> Description of the task
In the entries that follow, find each line with the word "connecter" and copy it.

START Records for the exercise

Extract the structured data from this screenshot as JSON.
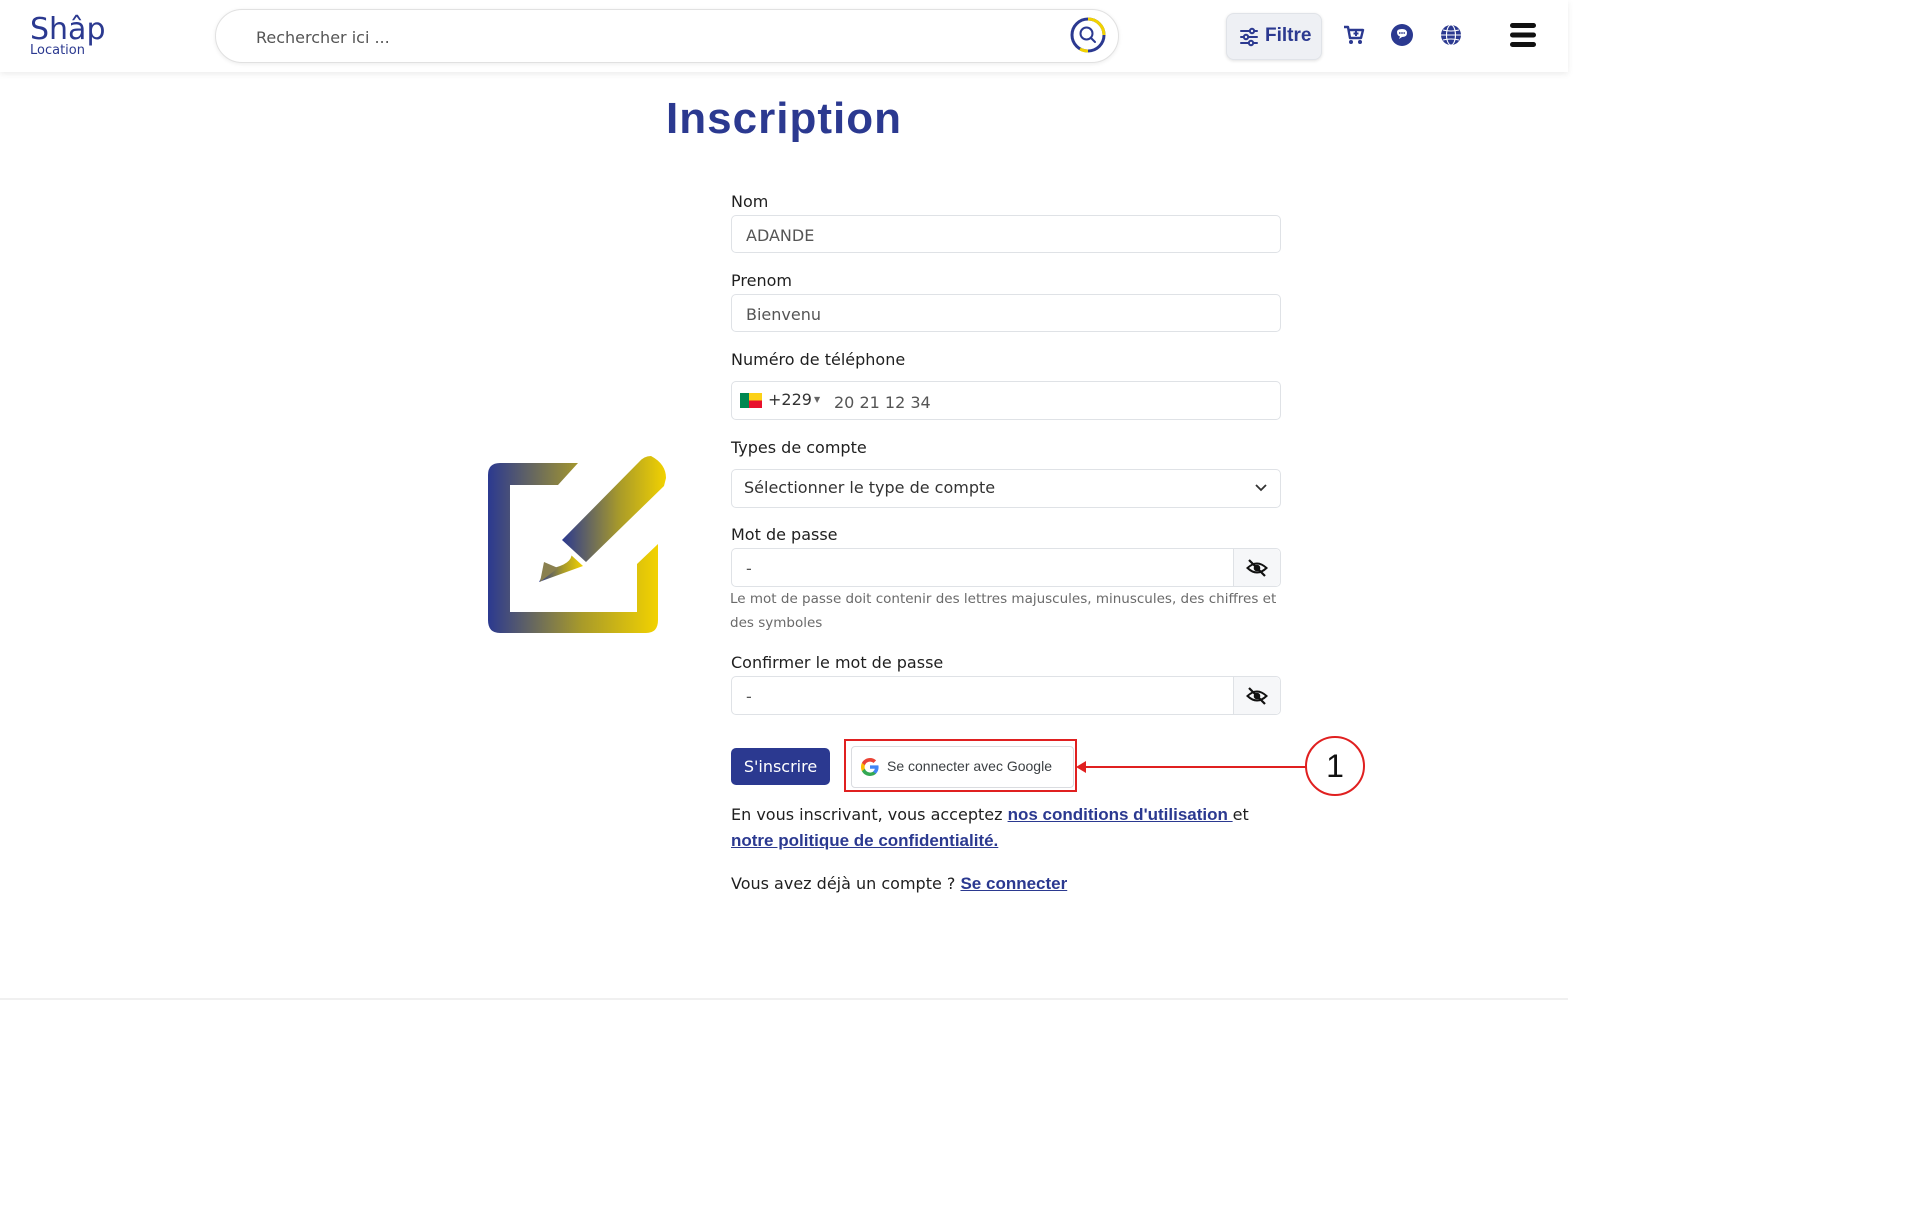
{
  "header": {
    "logo_main": "Shâp",
    "logo_sub": "Location",
    "search_placeholder": "Rechercher ici ...",
    "filter_label": "Filtre"
  },
  "icons": {
    "search": "search-icon",
    "filter": "sliders-icon",
    "cart": "cart-icon",
    "chat": "chat-icon",
    "language": "globe-icon",
    "menu": "hamburger-icon",
    "eye": "eye-off-icon",
    "google": "google-icon",
    "hero": "edit-square-icon"
  },
  "page": {
    "title": "Inscription"
  },
  "form": {
    "nom": {
      "label": "Nom",
      "value": "ADANDE"
    },
    "prenom": {
      "label": "Prenom",
      "value": "Bienvenu"
    },
    "phone": {
      "label": "Numéro de téléphone",
      "country_code": "+229",
      "value": "20 21 12 34"
    },
    "account_type": {
      "label": "Types de compte",
      "selected": "Sélectionner le type de compte"
    },
    "password": {
      "label": "Mot de passe",
      "value": "-",
      "hint": "Le mot de passe doit contenir des lettres majuscules, minuscules, des chiffres et des symboles"
    },
    "confirm_password": {
      "label": "Confirmer le mot de passe",
      "value": "-"
    },
    "submit_label": "S'inscrire",
    "google_label": "Se connecter avec Google"
  },
  "terms": {
    "prefix": "En vous inscrivant, vous acceptez ",
    "conditions_link": "nos conditions d'utilisation ",
    "middle": "et",
    "privacy_link": "notre politique de confidentialité.",
    "login_prefix": "Vous avez déjà un compte ? ",
    "login_link": "Se connecter"
  },
  "annotation": {
    "number": "1"
  },
  "colors": {
    "brand": "#2b3990",
    "accent_yellow": "#f2d200",
    "annotation": "#e02020"
  }
}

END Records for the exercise

> Answer to this task
    "google_label": "Se connecter avec Google"
    "login_link": "Se connecter"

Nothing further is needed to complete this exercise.